**Work to complete**: Print out each entry without alteration, and keep the pictures out.

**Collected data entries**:
**********

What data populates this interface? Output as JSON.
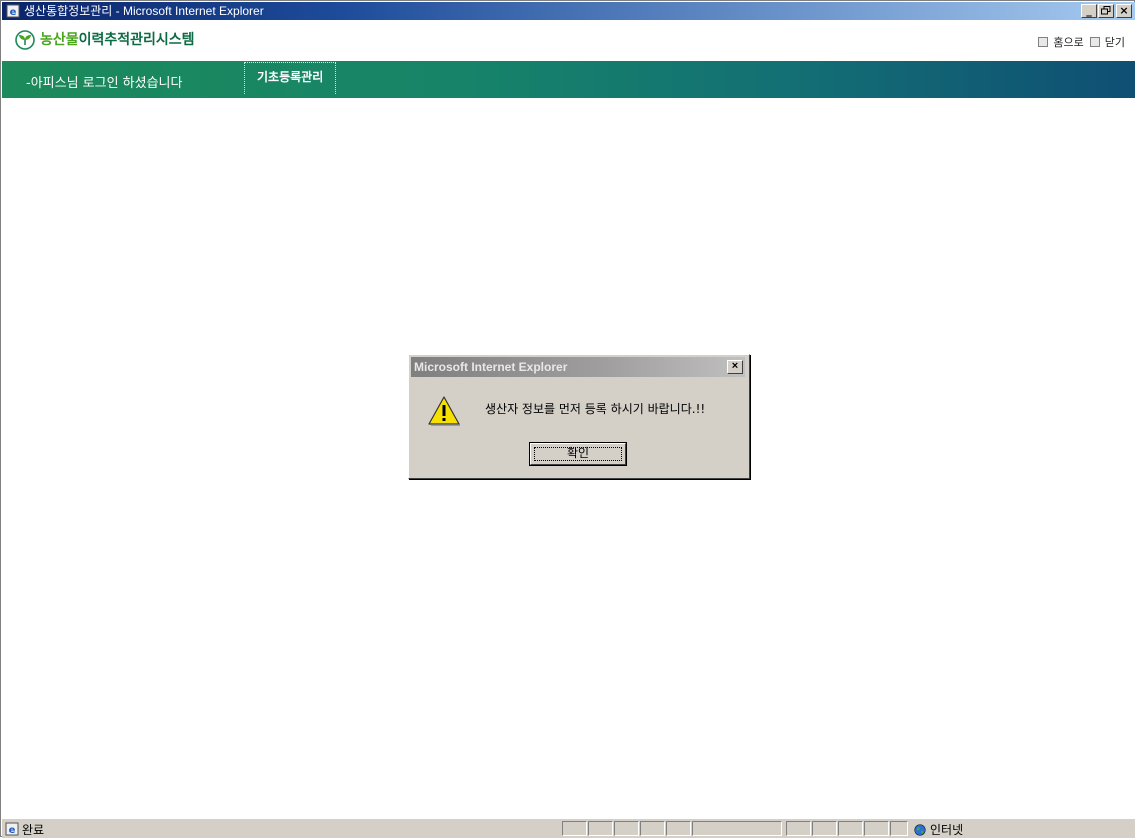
{
  "window": {
    "title": "생산통합정보관리 - Microsoft Internet Explorer",
    "buttons": {
      "minimize": "_",
      "maximize": "▫",
      "close": "×"
    }
  },
  "header": {
    "logo_part1": "농산물",
    "logo_part2": "이력추적관리시스템",
    "home_link": "홈으로",
    "close_link": "닫기"
  },
  "nav": {
    "login_message": "-아피스님 로그인 하셨습니다",
    "tab": "기초등록관리"
  },
  "dialog": {
    "title": "Microsoft Internet Explorer",
    "message": "생산자 정보를 먼저 등록 하시기 바랍니다.!!",
    "ok_label": "확인",
    "close_glyph": "×"
  },
  "statusbar": {
    "status": "완료",
    "zone": "인터넷"
  },
  "colors": {
    "titlebar": "#0a246a",
    "nav_green": "#1c8a5a",
    "nav_blue": "#0f4f74",
    "logo_green": "#4aa51e",
    "logo_dark": "#0c6b45",
    "dialog_face": "#d4d0c8"
  },
  "icons": {
    "app": "ie-page-icon",
    "logo": "sprout-circle-icon",
    "warning": "warning-triangle-icon",
    "zone": "globe-icon",
    "home": "home-icon",
    "close_small": "close-box-icon"
  }
}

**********

**Exercise response**:
What data populates this interface? Output as JSON.
{
  "window": {
    "title": "생산통합정보관리 - Microsoft Internet Explorer",
    "buttons": {
      "minimize": "_",
      "maximize": "▫",
      "close": "×"
    }
  },
  "header": {
    "logo_part1": "농산물",
    "logo_part2": "이력추적관리시스템",
    "home_link": "홈으로",
    "close_link": "닫기"
  },
  "nav": {
    "login_message": "-아피스님 로그인 하셨습니다",
    "tab": "기초등록관리"
  },
  "dialog": {
    "title": "Microsoft Internet Explorer",
    "message": "생산자 정보를 먼저 등록 하시기 바랍니다.!!",
    "ok_label": "확인",
    "close_glyph": "×"
  },
  "statusbar": {
    "status": "완료",
    "zone": "인터넷"
  },
  "colors": {
    "titlebar": "#0a246a",
    "nav_green": "#1c8a5a",
    "nav_blue": "#0f4f74",
    "logo_green": "#4aa51e",
    "logo_dark": "#0c6b45",
    "dialog_face": "#d4d0c8"
  },
  "icons": {
    "app": "ie-page-icon",
    "logo": "sprout-circle-icon",
    "warning": "warning-triangle-icon",
    "zone": "globe-icon",
    "home": "home-icon",
    "close_small": "close-box-icon"
  }
}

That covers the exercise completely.